WORK REQUIRED:
Copy nothing but the lines below running from the line containing "Parse this screenshot: output" through the line containing "Convert this screenshot", both end lines included.

DATA SUPPLIED:
____
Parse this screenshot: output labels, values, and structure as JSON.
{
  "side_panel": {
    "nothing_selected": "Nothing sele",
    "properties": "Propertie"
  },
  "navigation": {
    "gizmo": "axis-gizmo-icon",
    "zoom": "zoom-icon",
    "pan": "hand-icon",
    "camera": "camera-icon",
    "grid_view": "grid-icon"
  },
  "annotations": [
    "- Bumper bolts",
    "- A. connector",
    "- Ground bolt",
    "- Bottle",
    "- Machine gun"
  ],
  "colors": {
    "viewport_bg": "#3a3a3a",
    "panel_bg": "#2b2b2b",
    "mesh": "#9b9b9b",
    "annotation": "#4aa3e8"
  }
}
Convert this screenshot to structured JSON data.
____
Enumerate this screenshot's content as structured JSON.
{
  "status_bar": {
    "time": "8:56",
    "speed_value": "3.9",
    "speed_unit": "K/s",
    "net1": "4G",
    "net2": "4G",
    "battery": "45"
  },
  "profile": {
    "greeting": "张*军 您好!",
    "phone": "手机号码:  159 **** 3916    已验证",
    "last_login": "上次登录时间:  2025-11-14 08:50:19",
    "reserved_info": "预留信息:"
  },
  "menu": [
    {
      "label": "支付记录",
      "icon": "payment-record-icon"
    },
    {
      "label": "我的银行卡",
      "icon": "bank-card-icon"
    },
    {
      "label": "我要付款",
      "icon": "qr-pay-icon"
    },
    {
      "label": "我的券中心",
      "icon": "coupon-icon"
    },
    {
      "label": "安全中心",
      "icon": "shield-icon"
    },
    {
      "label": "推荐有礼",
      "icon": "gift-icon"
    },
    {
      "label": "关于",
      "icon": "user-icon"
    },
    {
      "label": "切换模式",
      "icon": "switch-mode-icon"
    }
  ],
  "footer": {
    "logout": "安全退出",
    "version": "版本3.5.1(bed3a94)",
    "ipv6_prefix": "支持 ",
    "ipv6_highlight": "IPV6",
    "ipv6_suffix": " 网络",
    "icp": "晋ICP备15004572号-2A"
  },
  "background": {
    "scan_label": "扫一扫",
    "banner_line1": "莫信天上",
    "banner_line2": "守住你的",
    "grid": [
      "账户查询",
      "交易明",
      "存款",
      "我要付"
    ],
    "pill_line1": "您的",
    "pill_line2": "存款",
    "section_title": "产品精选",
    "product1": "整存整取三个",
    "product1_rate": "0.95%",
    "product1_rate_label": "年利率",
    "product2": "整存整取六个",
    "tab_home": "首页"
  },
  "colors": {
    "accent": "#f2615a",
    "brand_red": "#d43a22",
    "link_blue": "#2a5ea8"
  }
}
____
RESPONSE TO THIS TASK:
Parse this screenshot: output labels, values, and structure as JSON.
{
  "side_panel": {
    "nothing_selected": "Nothing sele",
    "properties": "Propertie"
  },
  "navigation": {
    "gizmo": "axis-gizmo-icon",
    "zoom": "zoom-icon",
    "pan": "hand-icon",
    "camera": "camera-icon",
    "grid_view": "grid-icon"
  },
  "annotations": [
    "- Bumper bolts",
    "- A. connector",
    "- Ground bolt",
    "- Bottle",
    "- Machine gun"
  ],
  "colors": {
    "viewport_bg": "#3a3a3a",
    "panel_bg": "#2b2b2b",
    "mesh": "#9b9b9b",
    "annotation": "#4aa3e8"
  }
}
Convert this screenshot to structured JSON data.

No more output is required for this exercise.